2. What challenges do LGBTQ people face when it comes to healthcare, and how has the HRC responded to them?

LGBTQ people face a number of possible challenges in health care—including finding an LGBTQ-competent health care provider and the potential for experiencing discrimination in health care. LGBTQ people of color also face unique challenges in accessing social and structural determinants of health, including lack of access to equitable employment and educational opportunities and safe housing, that can often prevent access to care. In response to these unique challenges, the Human Rights Campaign has developed a number of resources for LGBTQ community members who may be searching for a health care provider, dealing with a situation involving discrimination or simply planning to come out to their provider.

The Human Rights Campaign’s premier resource is the Healthcare Equality Index, an annual benchmarking tool which evaluates health care facilities’ policies and practices related to the equity and inclusion of their LGBTQ patients, visitors and employees. Additional resources include What To Do If You Experience Discrimination, and a guide to Coming Out to Your Doctor. More resources can be found here.

3. Is health advocacy more important for LGBTQ people?
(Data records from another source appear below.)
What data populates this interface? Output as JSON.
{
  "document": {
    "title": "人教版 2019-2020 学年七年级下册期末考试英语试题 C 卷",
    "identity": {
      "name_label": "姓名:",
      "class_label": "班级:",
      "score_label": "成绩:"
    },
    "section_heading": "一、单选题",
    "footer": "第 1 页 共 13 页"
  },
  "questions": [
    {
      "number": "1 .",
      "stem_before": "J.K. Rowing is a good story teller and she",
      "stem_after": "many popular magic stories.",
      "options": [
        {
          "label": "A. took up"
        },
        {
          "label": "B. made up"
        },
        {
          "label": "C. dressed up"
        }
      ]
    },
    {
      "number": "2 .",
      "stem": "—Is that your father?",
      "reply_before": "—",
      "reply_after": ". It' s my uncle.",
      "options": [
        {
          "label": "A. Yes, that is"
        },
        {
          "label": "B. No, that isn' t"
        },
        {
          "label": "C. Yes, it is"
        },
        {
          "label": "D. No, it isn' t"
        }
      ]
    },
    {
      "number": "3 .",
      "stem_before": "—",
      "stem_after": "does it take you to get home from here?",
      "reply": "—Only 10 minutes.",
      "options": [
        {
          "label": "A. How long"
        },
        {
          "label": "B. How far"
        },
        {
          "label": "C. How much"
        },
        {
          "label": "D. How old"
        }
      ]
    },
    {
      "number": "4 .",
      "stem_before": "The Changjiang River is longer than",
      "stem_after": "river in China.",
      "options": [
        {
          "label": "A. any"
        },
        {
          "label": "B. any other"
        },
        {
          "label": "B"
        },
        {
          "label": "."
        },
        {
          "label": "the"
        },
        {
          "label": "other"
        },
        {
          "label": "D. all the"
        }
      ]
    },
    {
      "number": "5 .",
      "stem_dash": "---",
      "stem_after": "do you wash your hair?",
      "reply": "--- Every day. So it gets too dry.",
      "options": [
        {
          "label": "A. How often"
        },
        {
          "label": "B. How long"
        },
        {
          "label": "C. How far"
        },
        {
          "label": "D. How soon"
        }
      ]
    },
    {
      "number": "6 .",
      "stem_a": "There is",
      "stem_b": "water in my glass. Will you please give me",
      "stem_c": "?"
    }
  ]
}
Health advocacy is extremely important for LGBTQ people. LGBTQ people, especially those who live at the intersections of multiple marginalized identities, face unique health care needs and challenges. This makes it all the more crucial that we advocate for full access to fully competent health care for everyone in the LGBTQ community. Through our programs—including the Health & Aging program, the HIV & Health Equity program, and the Transgender Justice Initiative—the Human Rights Campaign will continue advocating for a just and equitable health care system.

To that end, earlier this year, Gilead Sciences and the Human Rights Campaign announced that Gilead will provide a $3.2 million grant to the Human Rights Campaign over two years to support communities disproportionately impacted by the HIV epidemic in the United States, particularly communities of color. Through this initiative, the Human Rights Campaign is launching a public education campaign to change the narrative by focusing on dismantling stigma and discrimination while developing and advancing an inclusive public policy that addresses non-discrimination measures and healthcare disparities among LGBTQ communities.

4. What should an LGBTQ person look for in a health advocate?

An LGBTQ person should look for a health advocate who is LGBTQ-competent, who will listen to their LGBTQ patients and who is an advocate for the community. Health advocates who are LGBTQ-competent understand the unique needs of the LGBTQ community, will not discriminate against or perpetuate stigma against LGBTQ people, and display empathy and professionalism at all times.

5. Aside from the HRC website, what are your favorite LGBTQ health resources?

Queer Health Access from the Tegan and Sara Foundation provides links to a variety of directories where people can find LGBTQ inclusive providers.

Out2Enroll provides great resources to help LGBTQ people access health insurance.

The National LGBTQIA+ Health Education Center has a large collection of educational resources for healthcare providers that are looking to become more LGBTQ competent.

6. You have done so much great work for the LGBTQ community in your career. Can you share one accomplishment that you’re especially proud of?

One accomplishment I’m particularly proud of is the preliminary injunction that the Human Rights Campaign won in August of 2020, after suing the Trump-Pence administration for advancing a rule that would have eliminated explicit protections from discrimination based on sex stereotyping and gender identity, thereby sanctioning discrimination against LGBTQ people, particularly transgender and non-binary people, in health care programs and activities. The Biden-Harris Administration has since announced it would enforce federal policy to protect LGBTQ people from discrimination in health care based on gender identity & sexual orientation through Section 1557 of the Affordable Care Act, making the anti-LGBTQ rule futile.

You can hear more from Alphonso David on the Washington Post podcast Cape Up. He discusses the state of LGBTQ equality on the June 8, 2021 episode.